I woke the next day and thought that I must have been knocked out during my sleep as everything seemed to be blurred. Luckily no concussion but merely bad weather, so bad that it had ventured into my room through the many holes in the door. It was hard to find the way round the guest house it was that bad. It was certainly going to make the 4hr drive up to Gangtok interesting. A short walk into town to get a jeep to Gangtok was the easy part.Holding on tight to anything in the jeep, we set off into the mist of the hills was the hard part!
As per usual the jeep was rammed full of people. So rammed in fact that there were four people in the front seat and the driver was squashed against his door while his co-pilot operated the gears. After an hour of driving the fog cleared and soon I had full few of the precarious roads we traveled along and the steep falls below us. The driver actually kept to a steady pace and by lunchtime we had arrived at the border. Being so close to the bordering nations of Nepal, Bhutan and Tibet / China the amount of military activity is crazy. Floods of armored vehicles and trucks swept by us and scores of army personnel on PE duty marched and ran past us.
By around 1pm we arrived at the very modern and clean capital city. As a capital city it is very small and very spread out over a steep cliff but the most cleanest place I had been to in India so far. In fact Gangtok actually means hilltop in Sikkimese and and apart from the views there isn’t much to see or do. In fact it was quite an expensive place and catered for Indian holiday makers with not much activity. I booked into a nice hotel, this time with lot of hot running water and set out to see the one sight i had come to see – Mt Khangchendzonga. Unfortunately the cable car to one of the ridges was broken and I could see the late afternoon mist rolling in so thought best of wasting money on a cab. I instead checked out to see if there were any short treks that could be done. Unfortunate not or could be done but a great expense.
Looking at the great mountain not so far away I would have to settle for the view instead but at that point made a personal promise to either come back here to trek the Annapurnas or to head to Nepal and Everest Base Camp. When you see the first hand how impressive and beautiful even the 3rd highest mountain is from 80 miles away and the 200mile stretch of the Himalayas before you and it gives you goose bumps it now goes in the bucket list. Settled with the fact that I could conquer it one day I headed back to luxuries otherwise not associated with trekking like HBO, warm water and a nice duvet. I spent around two and half days in Gangtok wandering around, keeping warm, booking my way to my next destination, using incredibly slow Internet, reading and hanging out around town people watching.
It as at that point that i decided that Indians are truly a fascinating and lovable race. At first many Indians appear to be rude, never saying thanks and generally being a bit arsey, but underneath that there are slight mannerisms that warm you to them. Their open affection to each other, men holding hands and linking arms whilst talking and walking. It was in Gangtok that encountered my first Indian head wiggle. I was speaking to local Chai lady on the street he answered me with her head rather than her voice. It was a soft head roll from side to side finished off with a very small smile. I had read about the wiggle but not been subjected to it until then. I felt proud to be acknowledged in an Indian way and thanked him in my best attempt at a wiggle back and my best Hindu – “Shukriya” – she laughed at me calling me English Baba (Brother)!! Another special thing about it Indians that sets them apart from most other nations is their love of Paan.

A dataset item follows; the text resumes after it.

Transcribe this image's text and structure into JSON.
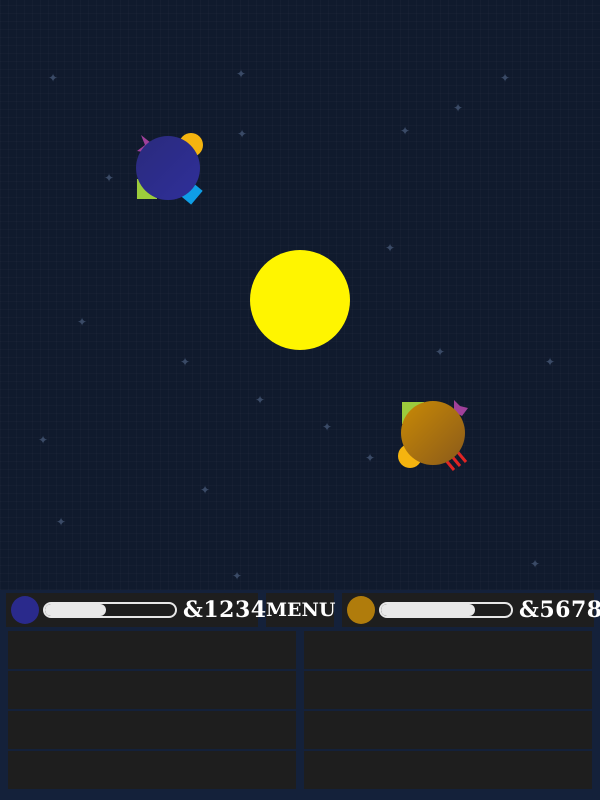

Paan is a mix of betal nut, lime paste, calcium and spices and usually consumed and chewed in a leaf which aids digestion and bad breath. Paan is also a mild narcotic which induces the average Indian (man and woman) to consume vast amounts of the stuff at all times of the day. The effect of Paan, apart from a slight hit works the saliva glands and then turns their mouths red. After a few minutes of chewing the saliva becomes too much, so it is spat out with great accuracy and distance into any spare space on the ground. Speaking to any Indian when they have a mouth full of Paan spit is frustrating and impossible as you can’t understand what they say and you don’t want to get too close in case you get covered in red juice. And if things couldn’t get any worse Paan also stains the teeth and gums red and is a major cause of mouth cancer. Paan spitting aside I was content on trying Indian sweets, reading and people watching the rest of my days in Gangtok where nice and relaxed and before long it was time to head back into the heart of the country where a short 16 hour train ride lay ahead. First a ride down through the hills on another jeep to the train station, this time we passed many interesting signs on the road, I guessed there had been many accidents here as the signs read – “life is short don’t make it any shorter” and “don’t make it end on the bend” and the most poignant “if you sleep your family will weep”. Next stop was one of the most holiest and ancient cities on earth – Varanasi – where the great mother of the Ganges breaths life and death into millions of Hindus. India was about to get tougher, I just didn’t know how tough.